While the majority of my captures are taken in the field there are times when I will take a specimen into the studio allowing me more control over the scene, being able to easily modify the lighting, background and move around the subject without anything getting in the way. Exuviae can easily be collected and make great subjects for the studio. One can also document the process of metamorphosis which in moths and ladybirds can take up-to two weeks and would not be practical or feasible outdoors.
There are ethical considerations to take into account because moving an insect from its environment can lesson its chances of survival. I therefore avoid taking insects from the field to the studio and will only choose specimens found in a dormant state in my garden, shed or home. I also avoid freezing insects even knowing that some photographers have done it successfully without harming them. Personally, I feel uneasy about this and would rather not take the risk. The well being of the subject must always come first with photographic considerations second.

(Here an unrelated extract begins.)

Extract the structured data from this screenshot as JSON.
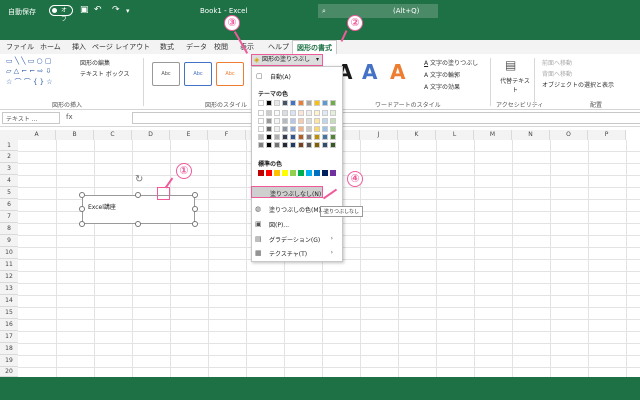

Once I have completed the studio session I will always make sure that I place the insect back, exactly where I found it. As an amature photographer, when I say ‘studio’, I am not talking about a full blown photography studio, I just mean indoors, in a controlled environment. In most instances the top of a small table is used as my studio! This makes setting up a macro photography studio inexpensive and easy to pack away when not needed.